What do you think? I will probably write something about that at some point, once I have thought it through.

Great info! Astounding. Will spread the word

ReplyDeleteMarya, just found your blog via Gary Schwitzer's Health News Review. I liked the recent posts. Nice work. I'll have to check in regularly.

ReplyDeleteAnother excellent walk through the statistical fields. I wonder if an extension of this line of reasoning is that a p-value should be chosen which is fit for purpose. I'm afraid my library doesn't give me access to current issues of that journal online so all I can see is the abstract. My question, which you may be able to answer, is what is done with cases meeting this p-value threshold? Is the purpose merely to identify individuals at greater risk of disease so that measures can be taken to minimise other modifiable risk factors? Or is it to drive future research, better understanding of what the implicated genes do and whether their disruption could feasibly cause the disease in question, bearing in mind what we already understand of the pathology and molecular biology of the disease? For the first purpose a less specific (higher) p-value may be appropriate, acting as a screening test which modifies risk and can then be acted on with clinical judgement. For the second purpose a lower p-value may be necessary to really narrow down the number of suspects to a few possible genes which are then further intensively (and expensively) examined. Does this make sense??
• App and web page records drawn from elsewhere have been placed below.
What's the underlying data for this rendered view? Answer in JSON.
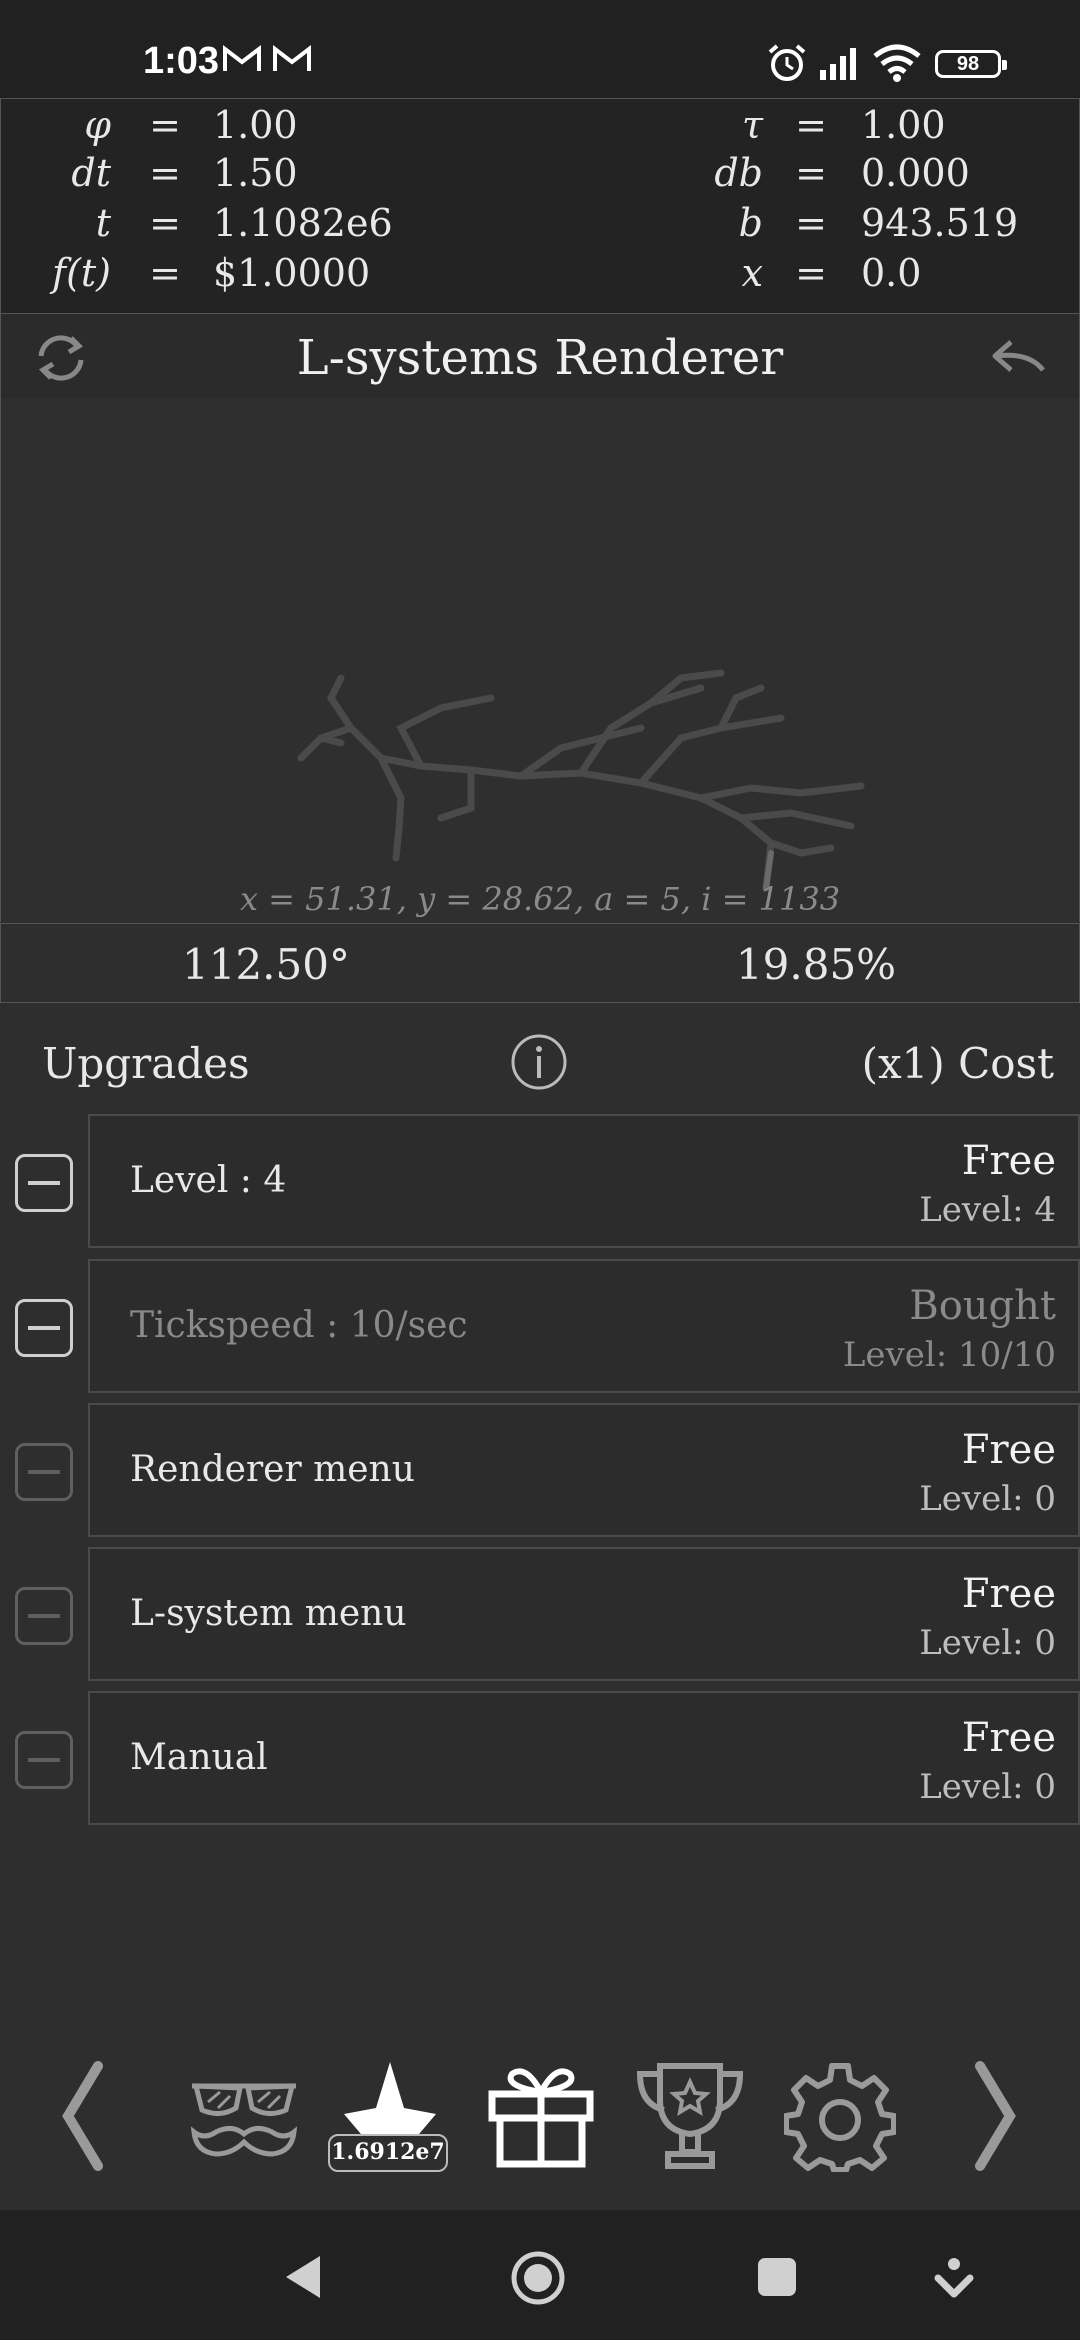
{
  "status": {
    "time": "1:03",
    "battery": "98"
  },
  "vars": {
    "left": [
      {
        "name": "φ",
        "value": "1.00"
      },
      {
        "name": "dt",
        "value": "1.50"
      },
      {
        "name": "t",
        "value": "1.1082e6"
      },
      {
        "name": "f(t)",
        "value": "$1.0000"
      }
    ],
    "right": [
      {
        "name": "τ",
        "value": "1.00"
      },
      {
        "name": "db",
        "value": "0.000"
      },
      {
        "name": "b",
        "value": "943.519"
      },
      {
        "name": "x",
        "value": "0.0"
      }
    ],
    "eq": "="
  },
  "header": {
    "title": "L-systems Renderer",
    "left_icon": "refresh-icon",
    "right_icon": "back-arrow-icon"
  },
  "renderer": {
    "coords": "x = 51.31,   y = 28.62,   a = 5,   i = 1133"
  },
  "stats": {
    "angle": "112.50°",
    "progress": "19.85%"
  },
  "upgrades": {
    "title": "Upgrades",
    "cost_label": "(x1) Cost",
    "items": [
      {
        "name": "Level : 4",
        "price": "Free",
        "level": "Level: 4"
      },
      {
        "name": "Tickspeed : 10/sec",
        "price": "Bought",
        "level": "Level: 10/10"
      },
      {
        "name": "Renderer menu",
        "price": "Free",
        "level": "Level: 0"
      },
      {
        "name": "L-system menu",
        "price": "Free",
        "level": "Level: 0"
      },
      {
        "name": "Manual",
        "price": "Free",
        "level": "Level: 0"
      }
    ]
  },
  "bottom_nav": {
    "tau_value": "1.6912e7"
  },
  "colors": {
    "background": "#2e2e2e",
    "panel": "#232323",
    "border": "#555555",
    "text": "#e8e8e8",
    "dim": "#8a8a8a"
  }
}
ReplyDeleteI'm not a trained epidemiologist like yourself but this discussion reminds me of a piece suggesting that for population epidemiological studies of association a lower p-value is appropriate to that appropriate for clinical trials of therapy (0.001 vs 0.05, Sterne JAC, Davey Smith G. Sifting the evidence – what’s wrong with significance tests? BMJ 2001; 322: 226–31.)

I'm a bit surprised at commentators' impatience for magic therapies pouring out from the genome genie bottle. Surely this is sensationally impressive basic science which will form the basis of progress for decades and centuries to come in ways we cannot imagine. When Robert Koch described the isolation of pathogenic organisms I bet there were a few critics crowing 'nice one Bob but really will this ever be of any use to anyone?'